* _HOW TO COMPLETE THIS TASK_
Find every line below where the word "kind" occurs, then give how many you found and nothing else.

* _DATA EXTRACTS_
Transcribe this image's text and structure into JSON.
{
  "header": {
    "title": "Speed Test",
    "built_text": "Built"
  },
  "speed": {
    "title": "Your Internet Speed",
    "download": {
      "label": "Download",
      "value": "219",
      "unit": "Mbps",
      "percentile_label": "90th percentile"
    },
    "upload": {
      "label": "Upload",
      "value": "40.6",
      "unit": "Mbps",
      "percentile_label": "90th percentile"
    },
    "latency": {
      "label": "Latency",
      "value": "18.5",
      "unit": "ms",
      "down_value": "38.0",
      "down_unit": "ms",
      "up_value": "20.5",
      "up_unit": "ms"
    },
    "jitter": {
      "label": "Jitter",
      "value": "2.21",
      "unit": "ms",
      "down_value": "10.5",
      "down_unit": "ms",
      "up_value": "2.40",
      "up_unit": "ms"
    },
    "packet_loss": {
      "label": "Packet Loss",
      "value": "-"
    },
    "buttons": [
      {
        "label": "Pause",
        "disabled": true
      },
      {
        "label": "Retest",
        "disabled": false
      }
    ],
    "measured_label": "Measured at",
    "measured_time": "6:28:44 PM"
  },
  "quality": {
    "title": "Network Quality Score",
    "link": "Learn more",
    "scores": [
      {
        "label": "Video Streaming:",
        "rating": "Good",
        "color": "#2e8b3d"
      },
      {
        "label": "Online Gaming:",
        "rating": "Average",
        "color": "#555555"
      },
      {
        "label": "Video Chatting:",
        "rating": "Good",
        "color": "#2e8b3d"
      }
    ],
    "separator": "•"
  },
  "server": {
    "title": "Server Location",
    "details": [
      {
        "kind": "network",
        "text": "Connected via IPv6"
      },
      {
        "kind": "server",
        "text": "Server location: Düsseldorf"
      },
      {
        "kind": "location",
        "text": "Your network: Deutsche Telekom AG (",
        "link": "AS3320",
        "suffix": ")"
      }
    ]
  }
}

* _EXERCISE SOLUTION_
3